For families who provide care in their home, there are three no-cost services focused on enriching child development. HANDS is a weekly home visitation program provided by the local health department. They enroll families before or just after a baby is born and provide one-on-one support and resources. Cradle School is run by Families First in Danville Independent Schools. It consists of on-site and home visit sessions to teach parents activities to improve kindergarten readiness. The Gladys Project is an early-intervention literacy program that provides individualized weekly sessions with parents on how to develop their children’s pre-literacy skills.

Danville-Boyle County Early Childhood Alliance issues these recommendations:

  • Increase childcare capacity for 0-2 age group by removing barriers for providers who want to expand their services and by supporting new services, including additional licensed childcare facilities or individuals interested in providing certified family childcare in their home. The most common barriers are space and staffing.
  • Increase wrap-around services for 3-4 age group, such as care before and after pre-K and transportation between services, to provide seamless childcare for a full workday. This would allow working parents to take advantage of high-quality early childhood education services.
  • Increase quality for all age groups by improving staff access to quality-enhancing training and coaching services provided by Child Care Aware and Childcare Council of Kentucky. Partner with local higher-education agencies to incentivize more early childhood education graduates.  Develop ways for the community to invest in quality improvements.
  • Strengthen community understanding of the importance of early childhood development through public awareness campaigns, supporting providers’ efforts to educate parents, and supporting kindergarten-readiness initiatives to families not using regulated care.
  • Develop a collaborative network of early childhood and family services, guiding families across providers to ensure their needs are met and reaching out to underserved families.
  • Bring the price of care in line with the value of services provided to ensure adequate compensation of high-quality caregivers and foster quality-enhancing improvements. As prices rise, develop ways to subsidize the cost of care to ensure low-income families have access to services.
  • Bring Head Start and Early Head Start to Boyle County by partnering with Bluegrass Community Action Partnership, the grantee of federal funding for Boyle County Head Start.
  • Promote the continued diversity within provider settings so the children from different backgrounds learn and grow together.

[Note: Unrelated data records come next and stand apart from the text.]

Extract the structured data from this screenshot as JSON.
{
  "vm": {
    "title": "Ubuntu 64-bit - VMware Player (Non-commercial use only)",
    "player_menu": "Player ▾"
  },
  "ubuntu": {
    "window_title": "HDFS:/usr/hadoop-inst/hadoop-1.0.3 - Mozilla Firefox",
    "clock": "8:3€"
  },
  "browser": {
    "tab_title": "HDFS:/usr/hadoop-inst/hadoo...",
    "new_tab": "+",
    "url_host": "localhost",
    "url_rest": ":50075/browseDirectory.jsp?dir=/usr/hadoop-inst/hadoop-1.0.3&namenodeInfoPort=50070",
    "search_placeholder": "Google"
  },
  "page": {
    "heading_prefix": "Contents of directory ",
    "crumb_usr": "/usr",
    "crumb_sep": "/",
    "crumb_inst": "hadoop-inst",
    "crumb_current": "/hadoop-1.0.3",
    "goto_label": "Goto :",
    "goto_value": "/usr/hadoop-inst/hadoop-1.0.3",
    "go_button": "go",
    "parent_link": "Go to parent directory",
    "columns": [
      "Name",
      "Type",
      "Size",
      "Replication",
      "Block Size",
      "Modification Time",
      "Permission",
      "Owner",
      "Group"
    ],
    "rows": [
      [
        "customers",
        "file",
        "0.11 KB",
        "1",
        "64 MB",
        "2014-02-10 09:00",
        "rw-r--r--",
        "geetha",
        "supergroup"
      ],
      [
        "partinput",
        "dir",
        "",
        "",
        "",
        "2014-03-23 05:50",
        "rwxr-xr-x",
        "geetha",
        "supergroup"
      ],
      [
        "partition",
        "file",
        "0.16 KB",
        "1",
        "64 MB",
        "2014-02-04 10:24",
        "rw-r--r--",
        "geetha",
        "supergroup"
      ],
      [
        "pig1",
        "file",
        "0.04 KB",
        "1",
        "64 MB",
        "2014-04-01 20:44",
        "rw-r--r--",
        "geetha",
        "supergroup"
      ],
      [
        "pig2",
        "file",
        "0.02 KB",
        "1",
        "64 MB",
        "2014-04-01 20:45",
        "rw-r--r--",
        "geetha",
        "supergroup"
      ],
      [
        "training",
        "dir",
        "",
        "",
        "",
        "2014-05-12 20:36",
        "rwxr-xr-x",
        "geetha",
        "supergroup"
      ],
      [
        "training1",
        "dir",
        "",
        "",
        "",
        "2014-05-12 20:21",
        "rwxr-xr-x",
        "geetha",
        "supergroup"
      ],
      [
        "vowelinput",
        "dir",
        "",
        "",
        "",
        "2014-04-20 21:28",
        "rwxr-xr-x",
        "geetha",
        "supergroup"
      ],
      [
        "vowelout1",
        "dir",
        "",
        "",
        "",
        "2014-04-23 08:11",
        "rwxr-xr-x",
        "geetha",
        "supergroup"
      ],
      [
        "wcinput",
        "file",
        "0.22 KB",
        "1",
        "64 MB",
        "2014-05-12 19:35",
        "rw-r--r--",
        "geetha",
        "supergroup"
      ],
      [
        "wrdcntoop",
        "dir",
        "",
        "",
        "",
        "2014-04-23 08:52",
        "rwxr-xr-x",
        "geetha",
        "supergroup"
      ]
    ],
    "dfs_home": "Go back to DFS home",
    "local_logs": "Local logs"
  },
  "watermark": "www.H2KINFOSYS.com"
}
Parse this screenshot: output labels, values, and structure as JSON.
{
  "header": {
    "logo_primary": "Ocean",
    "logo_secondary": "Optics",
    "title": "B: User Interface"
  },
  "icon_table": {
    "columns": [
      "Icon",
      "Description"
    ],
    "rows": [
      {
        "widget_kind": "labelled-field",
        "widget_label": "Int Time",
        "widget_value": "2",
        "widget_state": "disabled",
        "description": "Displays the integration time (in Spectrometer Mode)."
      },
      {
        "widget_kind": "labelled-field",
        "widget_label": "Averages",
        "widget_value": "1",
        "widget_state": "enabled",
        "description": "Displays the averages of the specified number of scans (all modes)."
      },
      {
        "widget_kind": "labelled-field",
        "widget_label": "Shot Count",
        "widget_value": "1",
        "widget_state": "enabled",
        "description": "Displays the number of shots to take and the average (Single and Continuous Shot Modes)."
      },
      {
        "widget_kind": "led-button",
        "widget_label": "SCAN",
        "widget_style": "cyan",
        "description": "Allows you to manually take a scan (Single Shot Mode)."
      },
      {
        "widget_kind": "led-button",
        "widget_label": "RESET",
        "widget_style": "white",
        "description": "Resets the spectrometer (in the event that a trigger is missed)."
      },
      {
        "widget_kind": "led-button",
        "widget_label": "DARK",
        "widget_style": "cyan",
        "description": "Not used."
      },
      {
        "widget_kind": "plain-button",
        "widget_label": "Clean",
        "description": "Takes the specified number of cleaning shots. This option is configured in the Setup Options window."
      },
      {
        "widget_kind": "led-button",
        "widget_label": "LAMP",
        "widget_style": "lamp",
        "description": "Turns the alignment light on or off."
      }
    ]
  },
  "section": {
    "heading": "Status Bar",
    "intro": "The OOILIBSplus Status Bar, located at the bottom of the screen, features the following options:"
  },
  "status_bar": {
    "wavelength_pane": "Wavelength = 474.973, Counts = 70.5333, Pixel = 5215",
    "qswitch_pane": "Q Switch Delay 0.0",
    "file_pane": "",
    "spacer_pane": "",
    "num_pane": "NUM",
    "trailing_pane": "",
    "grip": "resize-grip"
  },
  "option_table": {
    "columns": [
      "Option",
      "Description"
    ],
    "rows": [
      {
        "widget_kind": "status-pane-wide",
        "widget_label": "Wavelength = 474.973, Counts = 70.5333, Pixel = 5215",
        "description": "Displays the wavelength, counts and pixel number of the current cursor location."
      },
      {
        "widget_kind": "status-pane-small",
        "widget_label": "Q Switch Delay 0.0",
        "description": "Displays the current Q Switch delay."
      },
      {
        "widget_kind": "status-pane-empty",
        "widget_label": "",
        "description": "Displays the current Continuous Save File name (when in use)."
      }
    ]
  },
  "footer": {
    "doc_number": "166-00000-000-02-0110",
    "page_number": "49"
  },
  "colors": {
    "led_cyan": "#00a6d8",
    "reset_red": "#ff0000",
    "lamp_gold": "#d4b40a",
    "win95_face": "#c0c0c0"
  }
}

The Danville-Boyle County Early Childhood Alliance believes in taking action with urgency in order to raise public awareness about some of the most pressing issues impacting early childhood development in our area. Those who want to help can encourage businesses and organizations (public, private and civic) to publicly endorse DBECA, and ask representatives to increase funding for early childhood initiatives (K and Pre-K). 

In addition, donations can be made to the Wilderness Trace Community Foundation, marking funds for “DBECA.” For more information on getting involved, email DBECAinfo@gmail.com or  visit DBECA.org.  Sign up for free texts from from Ready4K for facts and tips on how to promote children’s development by visiting DBECA.org/ready4K.

For information on Kiwans, email KiwanisDanville@gmail.com and visit www.Kiwanis.org.